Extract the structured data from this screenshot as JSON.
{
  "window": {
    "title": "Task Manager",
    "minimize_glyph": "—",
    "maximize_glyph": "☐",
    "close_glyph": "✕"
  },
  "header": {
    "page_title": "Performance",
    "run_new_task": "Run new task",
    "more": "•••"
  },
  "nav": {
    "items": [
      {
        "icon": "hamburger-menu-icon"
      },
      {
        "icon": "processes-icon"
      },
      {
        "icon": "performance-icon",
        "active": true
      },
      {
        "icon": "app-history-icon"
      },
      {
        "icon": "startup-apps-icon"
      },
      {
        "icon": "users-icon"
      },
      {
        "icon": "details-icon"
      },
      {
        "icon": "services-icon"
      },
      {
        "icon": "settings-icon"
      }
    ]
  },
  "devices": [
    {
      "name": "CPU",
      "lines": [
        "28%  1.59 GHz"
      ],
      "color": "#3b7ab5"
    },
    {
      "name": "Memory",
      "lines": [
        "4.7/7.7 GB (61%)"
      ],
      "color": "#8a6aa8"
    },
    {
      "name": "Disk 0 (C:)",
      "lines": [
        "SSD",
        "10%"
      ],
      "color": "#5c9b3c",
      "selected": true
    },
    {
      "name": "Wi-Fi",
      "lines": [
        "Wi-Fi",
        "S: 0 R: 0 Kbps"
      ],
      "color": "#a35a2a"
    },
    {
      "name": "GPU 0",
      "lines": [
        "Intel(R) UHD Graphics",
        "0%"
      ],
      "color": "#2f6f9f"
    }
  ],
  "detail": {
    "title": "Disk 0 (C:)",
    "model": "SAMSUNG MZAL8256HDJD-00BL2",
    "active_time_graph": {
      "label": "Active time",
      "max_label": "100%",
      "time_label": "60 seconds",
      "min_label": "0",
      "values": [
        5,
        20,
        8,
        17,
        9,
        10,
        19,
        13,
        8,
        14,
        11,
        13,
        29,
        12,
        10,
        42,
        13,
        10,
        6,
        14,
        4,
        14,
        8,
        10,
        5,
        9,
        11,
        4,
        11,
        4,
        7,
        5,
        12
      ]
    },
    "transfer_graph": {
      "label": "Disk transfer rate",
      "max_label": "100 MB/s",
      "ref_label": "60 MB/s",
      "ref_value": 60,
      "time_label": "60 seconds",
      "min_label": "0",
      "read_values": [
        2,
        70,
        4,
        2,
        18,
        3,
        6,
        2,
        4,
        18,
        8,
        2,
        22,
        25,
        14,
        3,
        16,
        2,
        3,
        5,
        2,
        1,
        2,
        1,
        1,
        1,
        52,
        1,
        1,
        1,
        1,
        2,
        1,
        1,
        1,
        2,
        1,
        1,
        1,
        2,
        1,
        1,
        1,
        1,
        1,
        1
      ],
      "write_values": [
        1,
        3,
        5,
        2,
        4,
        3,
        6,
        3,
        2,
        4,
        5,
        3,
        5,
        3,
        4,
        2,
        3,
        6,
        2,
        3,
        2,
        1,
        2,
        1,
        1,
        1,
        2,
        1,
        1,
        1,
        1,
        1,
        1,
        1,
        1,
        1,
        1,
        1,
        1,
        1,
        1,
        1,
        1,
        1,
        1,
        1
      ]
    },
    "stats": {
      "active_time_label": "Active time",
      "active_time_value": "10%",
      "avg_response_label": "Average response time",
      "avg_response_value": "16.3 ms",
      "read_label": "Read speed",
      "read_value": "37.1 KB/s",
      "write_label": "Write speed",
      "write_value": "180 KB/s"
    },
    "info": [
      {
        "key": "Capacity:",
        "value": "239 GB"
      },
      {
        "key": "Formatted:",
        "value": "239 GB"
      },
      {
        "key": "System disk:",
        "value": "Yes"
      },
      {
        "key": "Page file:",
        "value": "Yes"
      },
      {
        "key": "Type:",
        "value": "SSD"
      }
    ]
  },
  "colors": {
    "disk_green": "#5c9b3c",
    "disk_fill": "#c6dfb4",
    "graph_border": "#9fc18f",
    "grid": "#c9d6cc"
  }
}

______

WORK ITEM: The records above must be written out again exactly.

WRITTEN RESPONSE:
Extract the structured data from this screenshot as JSON.
{
  "window": {
    "title": "Task Manager",
    "minimize_glyph": "—",
    "maximize_glyph": "☐",
    "close_glyph": "✕"
  },
  "header": {
    "page_title": "Performance",
    "run_new_task": "Run new task",
    "more": "•••"
  },
  "nav": {
    "items": [
      {
        "icon": "hamburger-menu-icon"
      },
      {
        "icon": "processes-icon"
      },
      {
        "icon": "performance-icon",
        "active": true
      },
      {
        "icon": "app-history-icon"
      },
      {
        "icon": "startup-apps-icon"
      },
      {
        "icon": "users-icon"
      },
      {
        "icon": "details-icon"
      },
      {
        "icon": "services-icon"
      },
      {
        "icon": "settings-icon"
      }
    ]
  },
  "devices": [
    {
      "name": "CPU",
      "lines": [
        "28%  1.59 GHz"
      ],
      "color": "#3b7ab5"
    },
    {
      "name": "Memory",
      "lines": [
        "4.7/7.7 GB (61%)"
      ],
      "color": "#8a6aa8"
    },
    {
      "name": "Disk 0 (C:)",
      "lines": [
        "SSD",
        "10%"
      ],
      "color": "#5c9b3c",
      "selected": true
    },
    {
      "name": "Wi-Fi",
      "lines": [
        "Wi-Fi",
        "S: 0 R: 0 Kbps"
      ],
      "color": "#a35a2a"
    },
    {
      "name": "GPU 0",
      "lines": [
        "Intel(R) UHD Graphics",
        "0%"
      ],
      "color": "#2f6f9f"
    }
  ],
  "detail": {
    "title": "Disk 0 (C:)",
    "model": "SAMSUNG MZAL8256HDJD-00BL2",
    "active_time_graph": {
      "label": "Active time",
      "max_label": "100%",
      "time_label": "60 seconds",
      "min_label": "0",
      "values": [
        5,
        20,
        8,
        17,
        9,
        10,
        19,
        13,
        8,
        14,
        11,
        13,
        29,
        12,
        10,
        42,
        13,
        10,
        6,
        14,
        4,
        14,
        8,
        10,
        5,
        9,
        11,
        4,
        11,
        4,
        7,
        5,
        12
      ]
    },
    "transfer_graph": {
      "label": "Disk transfer rate",
      "max_label": "100 MB/s",
      "ref_label": "60 MB/s",
      "ref_value": 60,
      "time_label": "60 seconds",
      "min_label": "0",
      "read_values": [
        2,
        70,
        4,
        2,
        18,
        3,
        6,
        2,
        4,
        18,
        8,
        2,
        22,
        25,
        14,
        3,
        16,
        2,
        3,
        5,
        2,
        1,
        2,
        1,
        1,
        1,
        52,
        1,
        1,
        1,
        1,
        2,
        1,
        1,
        1,
        2,
        1,
        1,
        1,
        2,
        1,
        1,
        1,
        1,
        1,
        1
      ],
      "write_values": [
        1,
        3,
        5,
        2,
        4,
        3,
        6,
        3,
        2,
        4,
        5,
        3,
        5,
        3,
        4,
        2,
        3,
        6,
        2,
        3,
        2,
        1,
        2,
        1,
        1,
        1,
        2,
        1,
        1,
        1,
        1,
        1,
        1,
        1,
        1,
        1,
        1,
        1,
        1,
        1,
        1,
        1,
        1,
        1,
        1,
        1
      ]
    },
    "stats": {
      "active_time_label": "Active time",
      "active_time_value": "10%",
      "avg_response_label": "Average response time",
      "avg_response_value": "16.3 ms",
      "read_label": "Read speed",
      "read_value": "37.1 KB/s",
      "write_label": "Write speed",
      "write_value": "180 KB/s"
    },
    "info": [
      {
        "key": "Capacity:",
        "value": "239 GB"
      },
      {
        "key": "Formatted:",
        "value": "239 GB"
      },
      {
        "key": "System disk:",
        "value": "Yes"
      },
      {
        "key": "Page file:",
        "value": "Yes"
      },
      {
        "key": "Type:",
        "value": "SSD"
      }
    ]
  },
  "colors": {
    "disk_green": "#5c9b3c",
    "disk_fill": "#c6dfb4",
    "graph_border": "#9fc18f",
    "grid": "#c9d6cc"
  }
}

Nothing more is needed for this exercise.